Just like the length of the statute, the degree of executive delegation affects the true degree of judicial delegation. Whereas agencies help fill in the gaps of ERISA, thus replacing some judicial delegation with executive delegation, agencies leave all antitrust delegation to the courts. While preemption by agency-made law has some of the same federalism and separation of powers concerns as preemption by judge-made law,154 agencies are more democratically accountable than are courts and are better equipped to make policy. Notwithstanding the influence of the Merger Guidelines, antitrust executive action has not compensated for the deficiencies of preemption by statutory common law to the same extent as have DOL’s regulations. Promulgated regulations, like DOL’s, must go through notice and comment under the Administrative Procedure Act.155 Notice and comment promotes democratic accountability: it “compels the agency to consult each of its stakeholder ‘constituents,’ ensuring that the ultimate agency action will in some way be responsive to the concerns of all interested parties.”156 Additionally, some scholars argue that notice and comment might lead to better policymaking: it could be “a forum for democratic deliberation, in which agencies and citizens alike will change their views in response to reasoning of others.”157 As such, notice and comment can help executive branch action overcome both the (un)democratic and policymaking critiques of judge-made law. The Merger Guidelines, on the other hand, nonbinding as they are, may be created without any public engagement, and often have been.158 So, even where federal antitrust law does have executive branch participation, that participation does not provide as meaningful a democratic check as does DOL participation for ERISA.
None of this is to say that ERISA preemption fails to raise federalism concerns or that the concerns addressed in Part II are unique to antitrust. In its decision to expressly preempt state law in ERISA, a wise Congress should have considered the difficulties of preemption via judge-made law. Part II’s concerns with preemption via judge-made law could be applied to any delegation to the judiciary that overrides the states’ will. But given the brevity of federal antitrust statutes and the relative lack of executive branch involvement, Congress should be even more wary if it decides to preempt state antitrust law.159
There is little doubt that Congress could decide to preempt state antitrust law.

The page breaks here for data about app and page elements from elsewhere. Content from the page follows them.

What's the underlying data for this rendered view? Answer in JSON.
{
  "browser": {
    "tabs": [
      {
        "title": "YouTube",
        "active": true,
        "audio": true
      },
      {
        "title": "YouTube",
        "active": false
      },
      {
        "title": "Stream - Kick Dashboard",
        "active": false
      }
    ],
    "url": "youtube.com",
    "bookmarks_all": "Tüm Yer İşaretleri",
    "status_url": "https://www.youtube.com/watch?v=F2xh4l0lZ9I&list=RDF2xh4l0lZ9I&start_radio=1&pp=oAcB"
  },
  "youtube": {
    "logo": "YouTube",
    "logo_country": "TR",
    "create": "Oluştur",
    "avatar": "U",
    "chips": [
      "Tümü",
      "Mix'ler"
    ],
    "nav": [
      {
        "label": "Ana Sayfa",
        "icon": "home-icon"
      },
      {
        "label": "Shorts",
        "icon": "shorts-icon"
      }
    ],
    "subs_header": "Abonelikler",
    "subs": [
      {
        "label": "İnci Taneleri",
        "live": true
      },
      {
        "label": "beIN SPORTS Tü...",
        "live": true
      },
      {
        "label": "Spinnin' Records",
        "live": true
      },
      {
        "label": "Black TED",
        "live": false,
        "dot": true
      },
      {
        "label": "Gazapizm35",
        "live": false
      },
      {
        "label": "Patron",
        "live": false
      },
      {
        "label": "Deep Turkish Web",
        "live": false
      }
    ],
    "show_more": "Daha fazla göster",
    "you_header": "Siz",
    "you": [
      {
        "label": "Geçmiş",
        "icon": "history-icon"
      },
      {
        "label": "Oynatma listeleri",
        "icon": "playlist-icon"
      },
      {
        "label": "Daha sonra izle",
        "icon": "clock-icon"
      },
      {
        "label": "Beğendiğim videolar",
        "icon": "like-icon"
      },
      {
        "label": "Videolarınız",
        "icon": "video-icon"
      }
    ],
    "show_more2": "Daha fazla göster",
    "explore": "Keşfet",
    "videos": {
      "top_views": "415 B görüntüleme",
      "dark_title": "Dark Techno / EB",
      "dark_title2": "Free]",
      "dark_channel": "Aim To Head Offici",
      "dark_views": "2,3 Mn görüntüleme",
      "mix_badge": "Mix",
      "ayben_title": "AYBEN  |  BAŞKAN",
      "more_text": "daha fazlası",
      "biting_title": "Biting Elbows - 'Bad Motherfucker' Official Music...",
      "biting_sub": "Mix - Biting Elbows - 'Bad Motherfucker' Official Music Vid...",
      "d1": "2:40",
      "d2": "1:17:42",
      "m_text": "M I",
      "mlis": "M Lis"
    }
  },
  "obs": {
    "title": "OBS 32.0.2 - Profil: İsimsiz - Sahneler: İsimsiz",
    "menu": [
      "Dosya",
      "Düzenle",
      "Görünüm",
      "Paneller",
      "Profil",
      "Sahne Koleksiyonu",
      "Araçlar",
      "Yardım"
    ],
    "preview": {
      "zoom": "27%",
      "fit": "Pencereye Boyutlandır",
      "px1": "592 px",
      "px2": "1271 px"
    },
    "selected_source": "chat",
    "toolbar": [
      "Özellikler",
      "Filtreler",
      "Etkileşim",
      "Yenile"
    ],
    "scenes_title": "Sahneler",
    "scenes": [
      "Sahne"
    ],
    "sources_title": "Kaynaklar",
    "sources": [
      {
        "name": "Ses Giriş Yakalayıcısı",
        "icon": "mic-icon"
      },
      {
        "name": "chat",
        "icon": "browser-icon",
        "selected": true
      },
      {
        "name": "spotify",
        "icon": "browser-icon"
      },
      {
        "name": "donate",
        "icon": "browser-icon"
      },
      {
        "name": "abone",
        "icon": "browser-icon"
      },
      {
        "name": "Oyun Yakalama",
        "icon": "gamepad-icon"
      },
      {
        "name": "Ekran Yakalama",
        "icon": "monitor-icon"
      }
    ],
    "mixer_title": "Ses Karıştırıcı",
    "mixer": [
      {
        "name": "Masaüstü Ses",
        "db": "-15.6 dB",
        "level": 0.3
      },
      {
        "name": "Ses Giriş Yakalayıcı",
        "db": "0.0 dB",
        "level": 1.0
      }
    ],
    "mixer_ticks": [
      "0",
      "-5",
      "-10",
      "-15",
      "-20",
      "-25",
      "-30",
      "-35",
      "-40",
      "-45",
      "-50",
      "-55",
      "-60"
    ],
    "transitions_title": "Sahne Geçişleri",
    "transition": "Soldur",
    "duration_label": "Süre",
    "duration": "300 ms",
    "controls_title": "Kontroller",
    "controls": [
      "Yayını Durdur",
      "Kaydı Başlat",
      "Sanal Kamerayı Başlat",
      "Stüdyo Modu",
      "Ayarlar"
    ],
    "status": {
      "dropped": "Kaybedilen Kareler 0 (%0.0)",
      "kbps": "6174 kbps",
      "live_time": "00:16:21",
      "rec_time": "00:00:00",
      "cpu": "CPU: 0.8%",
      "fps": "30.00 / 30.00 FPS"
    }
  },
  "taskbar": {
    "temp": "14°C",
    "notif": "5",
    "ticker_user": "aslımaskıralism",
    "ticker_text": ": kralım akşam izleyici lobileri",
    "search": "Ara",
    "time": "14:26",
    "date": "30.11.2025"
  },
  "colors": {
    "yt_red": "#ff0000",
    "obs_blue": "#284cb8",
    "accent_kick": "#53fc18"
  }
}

However, although the merits of avoiding a patchwork antitrust regime are compelling, Congress would trigger federalism pitfalls if it were to reform antitrust law by expressly preempting state antitrust law. A preempting Congress should weigh any benefits against the complications of federalism’s procedural and political safeguards and of the judiciary’s weak policymaking ability.
Of course, there is reason to believe that if Congress were to expressly preempt state antitrust law, it would do so as part of a more major antitrust reform effort. Recently, federal antitrust policy has been the subject of critique. Fed up with the seeming omnipresence of corporate giants, some scholarly160 and journalistic161 discourse has turned on the federal government’s antitrust policies. As things stand, if Congress decides to preempt state antitrust law with current federal antitrust jurisprudence, it would have to decide that the pros of preemption mentioned in Part I outweigh the federalism cons of Part II. But if Congress were to reform antitrust law by creating a new, detailed antitrust regime for courts to interpret, preemption of state antitrust law could avoid the perils of preemption via judge-made law.